**Work required:** From the entries that follow, extract each line holding the string "Years".

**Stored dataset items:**
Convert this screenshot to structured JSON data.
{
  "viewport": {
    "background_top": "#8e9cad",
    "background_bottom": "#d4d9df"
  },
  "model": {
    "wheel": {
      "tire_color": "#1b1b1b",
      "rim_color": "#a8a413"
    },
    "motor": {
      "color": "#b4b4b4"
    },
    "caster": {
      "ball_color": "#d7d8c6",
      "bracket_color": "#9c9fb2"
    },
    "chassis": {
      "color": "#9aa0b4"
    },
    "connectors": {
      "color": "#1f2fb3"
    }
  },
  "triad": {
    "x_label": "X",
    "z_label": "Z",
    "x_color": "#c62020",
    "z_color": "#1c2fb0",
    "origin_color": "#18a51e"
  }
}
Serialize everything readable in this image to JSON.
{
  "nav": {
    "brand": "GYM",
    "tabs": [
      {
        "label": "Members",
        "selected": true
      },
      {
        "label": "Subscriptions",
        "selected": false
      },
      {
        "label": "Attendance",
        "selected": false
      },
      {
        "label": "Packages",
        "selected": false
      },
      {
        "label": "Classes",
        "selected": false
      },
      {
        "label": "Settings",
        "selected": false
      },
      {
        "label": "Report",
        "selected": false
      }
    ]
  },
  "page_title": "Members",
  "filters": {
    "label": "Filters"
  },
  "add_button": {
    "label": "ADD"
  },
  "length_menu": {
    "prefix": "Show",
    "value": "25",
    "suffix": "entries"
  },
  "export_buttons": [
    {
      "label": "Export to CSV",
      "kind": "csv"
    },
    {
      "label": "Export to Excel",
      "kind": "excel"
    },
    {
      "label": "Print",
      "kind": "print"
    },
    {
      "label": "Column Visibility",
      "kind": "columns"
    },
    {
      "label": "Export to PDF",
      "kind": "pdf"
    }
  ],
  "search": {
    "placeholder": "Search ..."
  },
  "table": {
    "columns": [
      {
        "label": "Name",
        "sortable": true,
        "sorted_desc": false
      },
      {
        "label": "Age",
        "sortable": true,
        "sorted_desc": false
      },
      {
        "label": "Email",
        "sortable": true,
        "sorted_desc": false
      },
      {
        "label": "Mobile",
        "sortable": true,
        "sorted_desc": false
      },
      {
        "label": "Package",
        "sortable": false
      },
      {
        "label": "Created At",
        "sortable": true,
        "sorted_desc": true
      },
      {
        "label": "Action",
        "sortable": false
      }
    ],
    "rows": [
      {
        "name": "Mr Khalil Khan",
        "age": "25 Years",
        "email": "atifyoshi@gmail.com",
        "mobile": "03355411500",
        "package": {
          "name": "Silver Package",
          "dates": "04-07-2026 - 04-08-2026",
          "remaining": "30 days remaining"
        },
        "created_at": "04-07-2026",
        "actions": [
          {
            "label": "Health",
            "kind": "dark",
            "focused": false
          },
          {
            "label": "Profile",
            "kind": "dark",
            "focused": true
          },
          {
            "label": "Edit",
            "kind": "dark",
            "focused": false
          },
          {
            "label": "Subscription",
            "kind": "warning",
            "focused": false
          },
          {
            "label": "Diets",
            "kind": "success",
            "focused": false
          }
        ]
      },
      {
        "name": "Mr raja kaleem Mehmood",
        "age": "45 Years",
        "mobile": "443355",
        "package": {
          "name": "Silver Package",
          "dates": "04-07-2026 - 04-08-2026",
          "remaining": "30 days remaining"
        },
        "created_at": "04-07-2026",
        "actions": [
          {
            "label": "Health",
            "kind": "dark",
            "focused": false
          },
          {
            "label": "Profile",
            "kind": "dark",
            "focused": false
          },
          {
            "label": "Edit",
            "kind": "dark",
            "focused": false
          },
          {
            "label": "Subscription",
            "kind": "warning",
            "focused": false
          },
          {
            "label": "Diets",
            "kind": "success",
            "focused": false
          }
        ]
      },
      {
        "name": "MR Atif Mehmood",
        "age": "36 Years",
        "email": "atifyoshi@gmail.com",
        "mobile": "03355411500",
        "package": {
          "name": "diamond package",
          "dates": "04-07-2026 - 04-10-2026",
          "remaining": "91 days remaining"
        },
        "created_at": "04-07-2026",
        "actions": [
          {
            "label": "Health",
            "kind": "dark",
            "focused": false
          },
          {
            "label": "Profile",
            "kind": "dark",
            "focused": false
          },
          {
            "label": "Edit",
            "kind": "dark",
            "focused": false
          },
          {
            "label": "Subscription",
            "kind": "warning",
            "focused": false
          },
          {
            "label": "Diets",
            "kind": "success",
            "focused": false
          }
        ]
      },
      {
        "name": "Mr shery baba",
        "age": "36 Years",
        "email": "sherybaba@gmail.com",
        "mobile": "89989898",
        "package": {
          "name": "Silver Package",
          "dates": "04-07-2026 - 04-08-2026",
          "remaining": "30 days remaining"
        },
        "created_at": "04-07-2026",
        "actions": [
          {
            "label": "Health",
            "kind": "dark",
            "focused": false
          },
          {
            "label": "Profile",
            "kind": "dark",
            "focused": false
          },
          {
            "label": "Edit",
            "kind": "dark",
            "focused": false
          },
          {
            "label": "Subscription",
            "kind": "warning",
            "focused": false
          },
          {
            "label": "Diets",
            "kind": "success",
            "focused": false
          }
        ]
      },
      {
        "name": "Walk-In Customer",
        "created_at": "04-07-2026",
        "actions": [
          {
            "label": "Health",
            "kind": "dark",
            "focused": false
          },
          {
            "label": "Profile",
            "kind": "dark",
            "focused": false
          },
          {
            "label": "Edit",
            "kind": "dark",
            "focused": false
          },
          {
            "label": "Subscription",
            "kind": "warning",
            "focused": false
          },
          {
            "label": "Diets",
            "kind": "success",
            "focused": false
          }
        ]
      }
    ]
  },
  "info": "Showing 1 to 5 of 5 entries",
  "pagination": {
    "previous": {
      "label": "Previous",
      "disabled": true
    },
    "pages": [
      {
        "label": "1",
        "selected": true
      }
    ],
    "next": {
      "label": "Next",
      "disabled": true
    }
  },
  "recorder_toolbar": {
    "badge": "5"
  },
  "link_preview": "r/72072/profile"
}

**Solution for this task:**
        "age": "25 Years",
        "age": "45 Years",
        "age": "36 Years",
        "age": "36 Years",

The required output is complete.